— EU member states still disagree on strategic and international security-related issues, such as disarmament in general and nuclear weapons in particular. Disagreement is even larger on ‘decolonisation’ issues, but these have declined in importance over time;
— the voting behaviour of Britain and France is different from the EU ‘mainstream’, especially on strategic matters. The ‘neutral/non-aligned’ EU countries, too, form a slightly deviating group – the exception being Finland, ever closer to the EU ‘mainstream’ since the late 1990s;

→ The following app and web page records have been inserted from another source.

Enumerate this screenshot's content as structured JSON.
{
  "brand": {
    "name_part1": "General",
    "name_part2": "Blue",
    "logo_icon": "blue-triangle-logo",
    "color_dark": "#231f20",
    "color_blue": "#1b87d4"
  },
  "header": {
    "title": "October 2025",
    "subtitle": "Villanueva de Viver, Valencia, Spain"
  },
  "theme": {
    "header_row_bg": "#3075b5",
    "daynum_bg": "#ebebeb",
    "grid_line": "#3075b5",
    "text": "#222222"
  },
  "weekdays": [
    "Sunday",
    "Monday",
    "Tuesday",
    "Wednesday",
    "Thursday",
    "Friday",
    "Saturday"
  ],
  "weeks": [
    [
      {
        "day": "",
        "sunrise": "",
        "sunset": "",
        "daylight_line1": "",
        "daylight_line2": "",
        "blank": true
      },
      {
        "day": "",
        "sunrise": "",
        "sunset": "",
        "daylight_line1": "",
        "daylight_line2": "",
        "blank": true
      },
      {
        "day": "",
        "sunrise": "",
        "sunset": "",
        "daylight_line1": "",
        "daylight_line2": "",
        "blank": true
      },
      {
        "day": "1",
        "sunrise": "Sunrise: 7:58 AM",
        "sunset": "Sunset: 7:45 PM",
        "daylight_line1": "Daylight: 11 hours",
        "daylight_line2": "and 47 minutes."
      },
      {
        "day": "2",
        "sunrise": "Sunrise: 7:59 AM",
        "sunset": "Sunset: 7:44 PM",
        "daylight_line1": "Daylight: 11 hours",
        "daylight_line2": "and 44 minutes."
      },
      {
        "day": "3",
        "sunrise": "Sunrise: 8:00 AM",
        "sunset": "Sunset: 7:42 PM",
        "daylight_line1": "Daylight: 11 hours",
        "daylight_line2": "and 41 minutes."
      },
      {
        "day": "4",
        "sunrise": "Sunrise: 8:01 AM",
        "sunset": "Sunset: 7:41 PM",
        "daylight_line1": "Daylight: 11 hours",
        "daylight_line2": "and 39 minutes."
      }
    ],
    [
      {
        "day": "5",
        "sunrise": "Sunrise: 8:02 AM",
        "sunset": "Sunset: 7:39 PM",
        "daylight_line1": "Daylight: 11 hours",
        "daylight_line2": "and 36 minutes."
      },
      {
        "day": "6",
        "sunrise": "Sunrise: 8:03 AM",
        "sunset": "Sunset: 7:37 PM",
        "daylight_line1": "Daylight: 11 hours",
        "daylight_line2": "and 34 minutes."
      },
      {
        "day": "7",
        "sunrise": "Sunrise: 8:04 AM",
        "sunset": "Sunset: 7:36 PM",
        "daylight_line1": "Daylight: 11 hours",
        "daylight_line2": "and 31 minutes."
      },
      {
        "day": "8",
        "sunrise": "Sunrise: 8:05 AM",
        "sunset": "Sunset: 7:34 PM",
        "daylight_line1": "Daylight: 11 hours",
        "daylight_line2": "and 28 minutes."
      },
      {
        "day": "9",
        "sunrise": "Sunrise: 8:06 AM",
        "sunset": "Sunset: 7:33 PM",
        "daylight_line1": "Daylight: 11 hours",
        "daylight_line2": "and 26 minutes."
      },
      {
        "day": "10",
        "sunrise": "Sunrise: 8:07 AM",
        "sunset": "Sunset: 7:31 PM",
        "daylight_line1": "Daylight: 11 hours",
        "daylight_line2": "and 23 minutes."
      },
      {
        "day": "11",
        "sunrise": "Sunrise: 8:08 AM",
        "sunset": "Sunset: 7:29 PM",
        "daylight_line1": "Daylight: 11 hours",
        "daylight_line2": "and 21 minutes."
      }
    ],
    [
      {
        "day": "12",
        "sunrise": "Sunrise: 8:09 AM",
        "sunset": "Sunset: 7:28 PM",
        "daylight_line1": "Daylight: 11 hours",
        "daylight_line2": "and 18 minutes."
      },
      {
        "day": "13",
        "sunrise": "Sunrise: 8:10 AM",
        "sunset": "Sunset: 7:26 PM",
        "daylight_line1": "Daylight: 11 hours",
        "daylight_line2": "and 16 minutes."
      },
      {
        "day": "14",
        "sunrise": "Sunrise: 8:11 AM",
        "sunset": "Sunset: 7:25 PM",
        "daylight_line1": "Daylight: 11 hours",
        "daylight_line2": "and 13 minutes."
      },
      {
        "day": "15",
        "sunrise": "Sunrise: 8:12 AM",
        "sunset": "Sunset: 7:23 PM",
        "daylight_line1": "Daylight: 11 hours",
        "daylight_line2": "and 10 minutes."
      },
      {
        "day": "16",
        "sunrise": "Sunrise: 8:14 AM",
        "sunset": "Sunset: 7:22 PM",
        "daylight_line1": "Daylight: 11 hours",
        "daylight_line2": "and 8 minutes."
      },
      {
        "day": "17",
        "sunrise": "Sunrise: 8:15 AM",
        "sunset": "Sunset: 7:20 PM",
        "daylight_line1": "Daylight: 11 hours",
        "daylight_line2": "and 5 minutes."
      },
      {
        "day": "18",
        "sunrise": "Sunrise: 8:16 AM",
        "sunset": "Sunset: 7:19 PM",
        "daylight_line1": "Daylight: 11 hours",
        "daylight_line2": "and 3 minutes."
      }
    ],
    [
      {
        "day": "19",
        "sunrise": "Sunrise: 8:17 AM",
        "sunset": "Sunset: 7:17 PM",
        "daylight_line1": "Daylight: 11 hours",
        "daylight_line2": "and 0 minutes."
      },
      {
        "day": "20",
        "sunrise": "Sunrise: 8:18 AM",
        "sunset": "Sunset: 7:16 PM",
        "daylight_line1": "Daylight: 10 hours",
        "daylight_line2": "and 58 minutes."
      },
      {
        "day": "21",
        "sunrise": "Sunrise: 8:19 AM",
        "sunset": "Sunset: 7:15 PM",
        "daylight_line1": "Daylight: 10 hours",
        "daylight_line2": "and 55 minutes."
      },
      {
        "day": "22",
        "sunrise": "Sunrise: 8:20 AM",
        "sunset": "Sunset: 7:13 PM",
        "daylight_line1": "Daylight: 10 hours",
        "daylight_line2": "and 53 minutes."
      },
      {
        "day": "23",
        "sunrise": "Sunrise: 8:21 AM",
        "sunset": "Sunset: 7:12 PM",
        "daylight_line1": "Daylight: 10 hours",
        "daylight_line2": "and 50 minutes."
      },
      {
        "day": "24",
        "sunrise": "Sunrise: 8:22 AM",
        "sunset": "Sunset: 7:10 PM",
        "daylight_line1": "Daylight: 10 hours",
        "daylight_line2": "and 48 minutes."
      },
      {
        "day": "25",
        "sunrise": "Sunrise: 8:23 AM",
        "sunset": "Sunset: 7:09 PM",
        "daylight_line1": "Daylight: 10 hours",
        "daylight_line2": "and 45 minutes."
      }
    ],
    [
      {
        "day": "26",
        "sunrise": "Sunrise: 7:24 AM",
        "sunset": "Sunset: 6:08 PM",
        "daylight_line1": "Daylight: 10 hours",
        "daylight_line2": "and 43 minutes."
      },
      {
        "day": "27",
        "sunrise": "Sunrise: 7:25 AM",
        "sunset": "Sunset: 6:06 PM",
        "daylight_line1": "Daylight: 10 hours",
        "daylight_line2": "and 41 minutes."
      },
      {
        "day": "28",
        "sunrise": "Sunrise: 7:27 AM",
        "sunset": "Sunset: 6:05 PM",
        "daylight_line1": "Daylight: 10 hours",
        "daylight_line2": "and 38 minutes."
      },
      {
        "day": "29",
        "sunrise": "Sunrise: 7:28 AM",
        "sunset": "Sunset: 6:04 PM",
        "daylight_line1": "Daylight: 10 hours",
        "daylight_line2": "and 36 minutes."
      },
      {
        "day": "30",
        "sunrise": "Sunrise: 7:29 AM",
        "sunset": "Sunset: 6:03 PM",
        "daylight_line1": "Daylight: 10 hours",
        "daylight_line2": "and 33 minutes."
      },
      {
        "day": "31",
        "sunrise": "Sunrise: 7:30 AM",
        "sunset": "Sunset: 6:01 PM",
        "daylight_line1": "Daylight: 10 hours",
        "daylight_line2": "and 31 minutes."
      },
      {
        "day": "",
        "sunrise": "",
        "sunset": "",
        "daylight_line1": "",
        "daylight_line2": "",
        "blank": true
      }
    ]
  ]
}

— as for the EU candidates, they have quickly adjusted to the EU positions: only Latvia (strategic/security issues) as well as Cyprus and Malta (Middle East issues) still differentiate themselves from the ‘mainstream’ EU. Turkey, too, has moved ever closer to the EU positions, but not as close as the other candidates. Finally, the overall ‘gap’ between the EU consensus and the United States has become quite large since 1979, though less so during the Clinton years. This ‘gap’ has been widest on Middle East issues (especially concerning Israel). The EU countries closest to the United States have been Britain and France, especially thanks to resolutions on nuclear weapons and strategic issues, where the three countries have displayed a fairly similar voting behaviour.